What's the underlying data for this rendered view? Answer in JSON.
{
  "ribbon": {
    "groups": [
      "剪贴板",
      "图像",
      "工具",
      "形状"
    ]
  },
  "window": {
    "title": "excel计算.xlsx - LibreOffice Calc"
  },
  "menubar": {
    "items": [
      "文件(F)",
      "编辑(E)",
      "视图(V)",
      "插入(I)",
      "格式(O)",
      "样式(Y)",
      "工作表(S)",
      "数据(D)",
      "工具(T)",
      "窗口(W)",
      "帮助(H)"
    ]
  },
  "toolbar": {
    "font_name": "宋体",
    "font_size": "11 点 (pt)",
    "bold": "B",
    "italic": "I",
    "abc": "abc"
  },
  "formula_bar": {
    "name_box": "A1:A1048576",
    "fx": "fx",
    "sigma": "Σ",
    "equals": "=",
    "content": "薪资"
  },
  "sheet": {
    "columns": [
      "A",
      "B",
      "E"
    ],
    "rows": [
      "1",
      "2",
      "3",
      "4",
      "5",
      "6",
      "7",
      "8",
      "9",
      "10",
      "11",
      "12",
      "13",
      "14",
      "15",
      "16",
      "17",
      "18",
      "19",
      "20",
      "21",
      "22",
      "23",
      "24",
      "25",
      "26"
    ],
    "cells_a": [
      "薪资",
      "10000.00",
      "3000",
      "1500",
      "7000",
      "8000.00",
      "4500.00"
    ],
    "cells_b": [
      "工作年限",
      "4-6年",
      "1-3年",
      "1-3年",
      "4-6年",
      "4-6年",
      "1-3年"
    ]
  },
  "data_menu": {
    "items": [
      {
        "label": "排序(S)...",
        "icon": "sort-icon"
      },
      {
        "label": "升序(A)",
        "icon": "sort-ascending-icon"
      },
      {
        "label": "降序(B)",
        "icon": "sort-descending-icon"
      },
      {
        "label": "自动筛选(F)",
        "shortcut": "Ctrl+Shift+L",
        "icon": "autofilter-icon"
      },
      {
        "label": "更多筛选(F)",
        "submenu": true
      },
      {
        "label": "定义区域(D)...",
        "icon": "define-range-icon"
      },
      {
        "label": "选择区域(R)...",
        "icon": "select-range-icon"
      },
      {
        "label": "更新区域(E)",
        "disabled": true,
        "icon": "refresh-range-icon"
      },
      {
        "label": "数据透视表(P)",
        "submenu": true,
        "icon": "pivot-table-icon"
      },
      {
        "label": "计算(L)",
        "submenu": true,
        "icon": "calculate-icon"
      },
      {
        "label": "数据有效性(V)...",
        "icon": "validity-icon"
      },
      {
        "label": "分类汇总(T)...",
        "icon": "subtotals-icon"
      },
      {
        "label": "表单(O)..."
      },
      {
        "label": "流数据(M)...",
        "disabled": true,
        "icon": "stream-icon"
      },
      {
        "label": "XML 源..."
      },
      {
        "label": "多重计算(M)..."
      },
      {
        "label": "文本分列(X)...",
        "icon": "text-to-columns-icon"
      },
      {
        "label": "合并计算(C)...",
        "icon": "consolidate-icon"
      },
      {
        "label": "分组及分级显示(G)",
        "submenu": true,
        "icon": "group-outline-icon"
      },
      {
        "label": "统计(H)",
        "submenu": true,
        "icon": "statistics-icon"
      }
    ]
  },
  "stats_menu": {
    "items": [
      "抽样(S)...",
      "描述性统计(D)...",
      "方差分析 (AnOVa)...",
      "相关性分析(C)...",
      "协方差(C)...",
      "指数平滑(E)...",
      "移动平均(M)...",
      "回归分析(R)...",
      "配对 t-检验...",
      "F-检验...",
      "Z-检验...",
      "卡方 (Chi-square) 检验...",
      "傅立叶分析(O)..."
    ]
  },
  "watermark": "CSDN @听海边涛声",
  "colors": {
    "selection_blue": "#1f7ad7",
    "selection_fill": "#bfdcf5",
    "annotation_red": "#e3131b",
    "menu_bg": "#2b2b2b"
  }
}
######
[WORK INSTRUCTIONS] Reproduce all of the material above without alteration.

[TASK OUTPUT]
What's the underlying data for this rendered view? Answer in JSON.
{
  "ribbon": {
    "groups": [
      "剪贴板",
      "图像",
      "工具",
      "形状"
    ]
  },
  "window": {
    "title": "excel计算.xlsx - LibreOffice Calc"
  },
  "menubar": {
    "items": [
      "文件(F)",
      "编辑(E)",
      "视图(V)",
      "插入(I)",
      "格式(O)",
      "样式(Y)",
      "工作表(S)",
      "数据(D)",
      "工具(T)",
      "窗口(W)",
      "帮助(H)"
    ]
  },
  "toolbar": {
    "font_name": "宋体",
    "font_size": "11 点 (pt)",
    "bold": "B",
    "italic": "I",
    "abc": "abc"
  },
  "formula_bar": {
    "name_box": "A1:A1048576",
    "fx": "fx",
    "sigma": "Σ",
    "equals": "=",
    "content": "薪资"
  },
  "sheet": {
    "columns": [
      "A",
      "B",
      "E"
    ],
    "rows": [
      "1",
      "2",
      "3",
      "4",
      "5",
      "6",
      "7",
      "8",
      "9",
      "10",
      "11",
      "12",
      "13",
      "14",
      "15",
      "16",
      "17",
      "18",
      "19",
      "20",
      "21",
      "22",
      "23",
      "24",
      "25",
      "26"
    ],
    "cells_a": [
      "薪资",
      "10000.00",
      "3000",
      "1500",
      "7000",
      "8000.00",
      "4500.00"
    ],
    "cells_b": [
      "工作年限",
      "4-6年",
      "1-3年",
      "1-3年",
      "4-6年",
      "4-6年",
      "1-3年"
    ]
  },
  "data_menu": {
    "items": [
      {
        "label": "排序(S)...",
        "icon": "sort-icon"
      },
      {
        "label": "升序(A)",
        "icon": "sort-ascending-icon"
      },
      {
        "label": "降序(B)",
        "icon": "sort-descending-icon"
      },
      {
        "label": "自动筛选(F)",
        "shortcut": "Ctrl+Shift+L",
        "icon": "autofilter-icon"
      },
      {
        "label": "更多筛选(F)",
        "submenu": true
      },
      {
        "label": "定义区域(D)...",
        "icon": "define-range-icon"
      },
      {
        "label": "选择区域(R)...",
        "icon": "select-range-icon"
      },
      {
        "label": "更新区域(E)",
        "disabled": true,
        "icon": "refresh-range-icon"
      },
      {
        "label": "数据透视表(P)",
        "submenu": true,
        "icon": "pivot-table-icon"
      },
      {
        "label": "计算(L)",
        "submenu": true,
        "icon": "calculate-icon"
      },
      {
        "label": "数据有效性(V)...",
        "icon": "validity-icon"
      },
      {
        "label": "分类汇总(T)...",
        "icon": "subtotals-icon"
      },
      {
        "label": "表单(O)..."
      },
      {
        "label": "流数据(M)...",
        "disabled": true,
        "icon": "stream-icon"
      },
      {
        "label": "XML 源..."
      },
      {
        "label": "多重计算(M)..."
      },
      {
        "label": "文本分列(X)...",
        "icon": "text-to-columns-icon"
      },
      {
        "label": "合并计算(C)...",
        "icon": "consolidate-icon"
      },
      {
        "label": "分组及分级显示(G)",
        "submenu": true,
        "icon": "group-outline-icon"
      },
      {
        "label": "统计(H)",
        "submenu": true,
        "icon": "statistics-icon"
      }
    ]
  },
  "stats_menu": {
    "items": [
      "抽样(S)...",
      "描述性统计(D)...",
      "方差分析 (AnOVa)...",
      "相关性分析(C)...",
      "协方差(C)...",
      "指数平滑(E)...",
      "移动平均(M)...",
      "回归分析(R)...",
      "配对 t-检验...",
      "F-检验...",
      "Z-检验...",
      "卡方 (Chi-square) 检验...",
      "傅立叶分析(O)..."
    ]
  },
  "watermark": "CSDN @听海边涛声",
  "colors": {
    "selection_blue": "#1f7ad7",
    "selection_fill": "#bfdcf5",
    "annotation_red": "#e3131b",
    "menu_bg": "#2b2b2b"
  }
}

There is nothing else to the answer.